* TASK TO CARRY OUT
Starting at the first line and ending at the last, reproduce the records below exactly.

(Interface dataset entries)
********

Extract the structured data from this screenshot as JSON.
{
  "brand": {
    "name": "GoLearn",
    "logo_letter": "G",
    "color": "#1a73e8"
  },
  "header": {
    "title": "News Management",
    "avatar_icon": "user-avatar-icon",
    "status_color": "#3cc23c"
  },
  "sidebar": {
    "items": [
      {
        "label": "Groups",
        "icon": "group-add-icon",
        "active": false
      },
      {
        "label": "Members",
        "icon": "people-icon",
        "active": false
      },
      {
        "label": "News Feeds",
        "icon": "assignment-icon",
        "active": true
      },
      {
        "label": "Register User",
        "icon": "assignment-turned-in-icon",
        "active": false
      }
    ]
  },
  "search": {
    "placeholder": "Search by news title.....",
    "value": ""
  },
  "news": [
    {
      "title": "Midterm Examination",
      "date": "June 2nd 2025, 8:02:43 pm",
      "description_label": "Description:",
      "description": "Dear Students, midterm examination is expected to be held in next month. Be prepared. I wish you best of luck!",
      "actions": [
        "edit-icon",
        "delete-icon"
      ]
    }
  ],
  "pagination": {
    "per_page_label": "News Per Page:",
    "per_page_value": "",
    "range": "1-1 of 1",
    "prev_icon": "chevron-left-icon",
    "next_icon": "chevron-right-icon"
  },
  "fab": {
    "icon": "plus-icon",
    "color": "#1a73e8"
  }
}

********

* PROBLEM SOLUTION
Extract the structured data from this screenshot as JSON.
{
  "brand": {
    "name": "GoLearn",
    "logo_letter": "G",
    "color": "#1a73e8"
  },
  "header": {
    "title": "News Management",
    "avatar_icon": "user-avatar-icon",
    "status_color": "#3cc23c"
  },
  "sidebar": {
    "items": [
      {
        "label": "Groups",
        "icon": "group-add-icon",
        "active": false
      },
      {
        "label": "Members",
        "icon": "people-icon",
        "active": false
      },
      {
        "label": "News Feeds",
        "icon": "assignment-icon",
        "active": true
      },
      {
        "label": "Register User",
        "icon": "assignment-turned-in-icon",
        "active": false
      }
    ]
  },
  "search": {
    "placeholder": "Search by news title.....",
    "value": ""
  },
  "news": [
    {
      "title": "Midterm Examination",
      "date": "June 2nd 2025, 8:02:43 pm",
      "description_label": "Description:",
      "description": "Dear Students, midterm examination is expected to be held in next month. Be prepared. I wish you best of luck!",
      "actions": [
        "edit-icon",
        "delete-icon"
      ]
    }
  ],
  "pagination": {
    "per_page_label": "News Per Page:",
    "per_page_value": "",
    "range": "1-1 of 1",
    "prev_icon": "chevron-left-icon",
    "next_icon": "chevron-right-icon"
  },
  "fab": {
    "icon": "plus-icon",
    "color": "#1a73e8"
  }
}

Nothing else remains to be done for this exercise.